Exercise prompt –
Lines that include the string "Return" are the ones to copy from the entries below.

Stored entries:
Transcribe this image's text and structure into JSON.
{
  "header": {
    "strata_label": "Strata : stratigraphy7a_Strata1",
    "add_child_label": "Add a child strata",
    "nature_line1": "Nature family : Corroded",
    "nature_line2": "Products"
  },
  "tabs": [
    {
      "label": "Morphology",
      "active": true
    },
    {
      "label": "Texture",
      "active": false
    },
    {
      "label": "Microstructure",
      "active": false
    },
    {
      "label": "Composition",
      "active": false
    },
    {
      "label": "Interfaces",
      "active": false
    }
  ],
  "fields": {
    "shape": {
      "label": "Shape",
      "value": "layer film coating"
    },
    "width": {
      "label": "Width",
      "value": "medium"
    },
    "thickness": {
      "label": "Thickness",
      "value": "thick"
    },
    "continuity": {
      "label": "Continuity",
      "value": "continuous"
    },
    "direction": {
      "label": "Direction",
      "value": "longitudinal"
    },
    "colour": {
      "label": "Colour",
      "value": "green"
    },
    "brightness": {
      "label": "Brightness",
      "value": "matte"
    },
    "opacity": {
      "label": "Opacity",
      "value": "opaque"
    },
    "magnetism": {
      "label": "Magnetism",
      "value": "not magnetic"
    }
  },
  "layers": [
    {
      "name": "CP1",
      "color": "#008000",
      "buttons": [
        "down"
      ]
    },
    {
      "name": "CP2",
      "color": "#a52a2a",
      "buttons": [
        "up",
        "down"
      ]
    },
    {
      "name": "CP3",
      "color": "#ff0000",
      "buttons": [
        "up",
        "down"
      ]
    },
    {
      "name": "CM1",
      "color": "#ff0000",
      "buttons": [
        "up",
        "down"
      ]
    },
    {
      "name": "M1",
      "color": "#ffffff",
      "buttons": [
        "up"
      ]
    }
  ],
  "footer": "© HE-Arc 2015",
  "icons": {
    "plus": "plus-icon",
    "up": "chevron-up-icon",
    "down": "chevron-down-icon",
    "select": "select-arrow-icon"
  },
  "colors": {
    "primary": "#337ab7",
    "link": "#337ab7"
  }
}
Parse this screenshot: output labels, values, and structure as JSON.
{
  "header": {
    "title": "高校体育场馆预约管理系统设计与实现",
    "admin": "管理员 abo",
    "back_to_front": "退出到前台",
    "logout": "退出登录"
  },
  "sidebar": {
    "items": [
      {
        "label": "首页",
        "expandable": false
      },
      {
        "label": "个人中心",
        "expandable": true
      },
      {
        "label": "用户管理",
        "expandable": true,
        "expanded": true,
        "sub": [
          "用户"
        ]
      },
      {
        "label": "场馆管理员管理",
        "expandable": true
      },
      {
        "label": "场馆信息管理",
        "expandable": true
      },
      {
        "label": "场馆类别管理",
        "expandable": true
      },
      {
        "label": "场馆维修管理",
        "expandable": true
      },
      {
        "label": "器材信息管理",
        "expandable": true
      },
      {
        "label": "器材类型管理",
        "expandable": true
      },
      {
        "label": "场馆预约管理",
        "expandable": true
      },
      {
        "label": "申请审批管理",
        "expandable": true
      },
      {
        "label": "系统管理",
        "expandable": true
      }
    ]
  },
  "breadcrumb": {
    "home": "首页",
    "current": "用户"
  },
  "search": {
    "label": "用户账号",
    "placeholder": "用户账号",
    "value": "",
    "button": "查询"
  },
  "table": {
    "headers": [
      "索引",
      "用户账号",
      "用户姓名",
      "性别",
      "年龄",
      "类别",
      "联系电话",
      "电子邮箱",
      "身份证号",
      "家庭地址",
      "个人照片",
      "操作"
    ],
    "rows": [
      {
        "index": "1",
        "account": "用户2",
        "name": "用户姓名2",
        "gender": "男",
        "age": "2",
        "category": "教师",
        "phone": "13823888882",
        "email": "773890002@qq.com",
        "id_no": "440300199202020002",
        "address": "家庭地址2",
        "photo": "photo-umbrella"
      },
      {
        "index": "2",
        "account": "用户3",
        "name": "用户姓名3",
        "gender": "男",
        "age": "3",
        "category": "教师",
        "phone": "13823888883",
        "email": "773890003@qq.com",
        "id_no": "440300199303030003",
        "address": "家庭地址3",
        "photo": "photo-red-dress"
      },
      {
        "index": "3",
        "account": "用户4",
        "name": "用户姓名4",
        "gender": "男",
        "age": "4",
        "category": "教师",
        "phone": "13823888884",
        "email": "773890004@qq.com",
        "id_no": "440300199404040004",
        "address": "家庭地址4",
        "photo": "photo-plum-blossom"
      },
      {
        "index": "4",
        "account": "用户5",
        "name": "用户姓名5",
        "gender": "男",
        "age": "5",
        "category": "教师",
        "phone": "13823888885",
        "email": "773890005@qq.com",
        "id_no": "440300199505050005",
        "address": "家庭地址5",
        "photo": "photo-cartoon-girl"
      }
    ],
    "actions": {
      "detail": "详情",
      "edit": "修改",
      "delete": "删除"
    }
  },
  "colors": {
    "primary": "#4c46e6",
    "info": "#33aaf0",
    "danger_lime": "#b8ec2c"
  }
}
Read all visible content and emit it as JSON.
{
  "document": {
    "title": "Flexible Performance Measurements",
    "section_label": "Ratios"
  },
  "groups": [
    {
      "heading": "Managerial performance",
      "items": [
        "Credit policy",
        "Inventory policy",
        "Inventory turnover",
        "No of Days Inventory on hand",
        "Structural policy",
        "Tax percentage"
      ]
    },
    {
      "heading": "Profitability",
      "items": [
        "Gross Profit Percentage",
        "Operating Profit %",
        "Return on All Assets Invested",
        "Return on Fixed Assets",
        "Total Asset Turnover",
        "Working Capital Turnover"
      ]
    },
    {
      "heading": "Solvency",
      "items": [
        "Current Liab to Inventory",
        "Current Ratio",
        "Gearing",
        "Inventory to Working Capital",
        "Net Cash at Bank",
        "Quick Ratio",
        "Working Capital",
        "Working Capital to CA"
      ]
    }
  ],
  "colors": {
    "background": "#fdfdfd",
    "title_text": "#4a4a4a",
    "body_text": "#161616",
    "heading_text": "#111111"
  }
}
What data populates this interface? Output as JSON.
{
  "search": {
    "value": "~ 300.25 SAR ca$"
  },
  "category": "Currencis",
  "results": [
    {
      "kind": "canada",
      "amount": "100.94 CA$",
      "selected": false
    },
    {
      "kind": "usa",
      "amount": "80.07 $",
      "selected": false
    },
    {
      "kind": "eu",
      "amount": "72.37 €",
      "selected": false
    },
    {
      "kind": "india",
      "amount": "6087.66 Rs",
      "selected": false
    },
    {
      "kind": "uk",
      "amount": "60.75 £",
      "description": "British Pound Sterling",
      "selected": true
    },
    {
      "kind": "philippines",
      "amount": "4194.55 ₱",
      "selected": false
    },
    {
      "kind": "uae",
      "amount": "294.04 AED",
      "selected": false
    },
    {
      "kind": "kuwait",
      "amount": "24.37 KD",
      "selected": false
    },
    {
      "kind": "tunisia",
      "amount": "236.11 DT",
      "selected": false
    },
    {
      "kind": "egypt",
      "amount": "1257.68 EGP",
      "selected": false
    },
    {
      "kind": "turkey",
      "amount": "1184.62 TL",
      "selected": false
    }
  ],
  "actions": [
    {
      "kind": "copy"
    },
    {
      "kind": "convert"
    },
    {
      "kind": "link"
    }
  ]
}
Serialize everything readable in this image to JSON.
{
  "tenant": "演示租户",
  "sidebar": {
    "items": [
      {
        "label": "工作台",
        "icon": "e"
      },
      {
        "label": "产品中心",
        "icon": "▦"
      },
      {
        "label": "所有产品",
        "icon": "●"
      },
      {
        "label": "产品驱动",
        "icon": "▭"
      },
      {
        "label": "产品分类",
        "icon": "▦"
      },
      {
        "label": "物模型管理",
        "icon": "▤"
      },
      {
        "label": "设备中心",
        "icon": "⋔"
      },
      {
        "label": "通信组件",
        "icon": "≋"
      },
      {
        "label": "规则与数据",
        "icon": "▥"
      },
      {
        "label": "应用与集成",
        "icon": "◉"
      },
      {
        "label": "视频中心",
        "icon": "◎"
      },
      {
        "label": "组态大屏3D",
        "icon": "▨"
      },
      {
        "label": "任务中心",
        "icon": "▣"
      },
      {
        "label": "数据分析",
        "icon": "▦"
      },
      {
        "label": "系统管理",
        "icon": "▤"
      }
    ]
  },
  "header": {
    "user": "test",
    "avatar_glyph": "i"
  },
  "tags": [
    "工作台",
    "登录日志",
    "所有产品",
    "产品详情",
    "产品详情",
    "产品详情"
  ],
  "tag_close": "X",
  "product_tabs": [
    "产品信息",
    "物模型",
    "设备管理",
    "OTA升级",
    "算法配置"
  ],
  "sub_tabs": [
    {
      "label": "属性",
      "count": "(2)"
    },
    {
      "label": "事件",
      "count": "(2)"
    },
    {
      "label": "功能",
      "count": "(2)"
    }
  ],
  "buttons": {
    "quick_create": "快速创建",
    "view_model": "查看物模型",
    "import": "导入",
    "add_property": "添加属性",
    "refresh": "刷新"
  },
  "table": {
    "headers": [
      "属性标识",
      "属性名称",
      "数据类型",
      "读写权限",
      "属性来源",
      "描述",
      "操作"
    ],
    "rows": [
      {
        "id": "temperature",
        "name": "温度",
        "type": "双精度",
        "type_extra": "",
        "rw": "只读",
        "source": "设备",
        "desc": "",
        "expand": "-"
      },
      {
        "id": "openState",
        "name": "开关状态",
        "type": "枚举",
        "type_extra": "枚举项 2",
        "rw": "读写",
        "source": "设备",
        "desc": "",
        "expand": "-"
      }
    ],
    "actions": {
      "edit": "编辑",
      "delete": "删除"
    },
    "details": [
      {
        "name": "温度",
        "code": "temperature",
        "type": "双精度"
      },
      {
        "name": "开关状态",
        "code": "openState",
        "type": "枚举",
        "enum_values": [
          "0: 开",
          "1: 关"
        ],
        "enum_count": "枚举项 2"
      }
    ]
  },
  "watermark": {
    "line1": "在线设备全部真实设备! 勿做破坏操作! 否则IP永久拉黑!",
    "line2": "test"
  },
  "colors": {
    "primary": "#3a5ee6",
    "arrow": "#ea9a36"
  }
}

Exercise answer –
        "Return on All Assets Invested",
        "Return on Fixed Assets",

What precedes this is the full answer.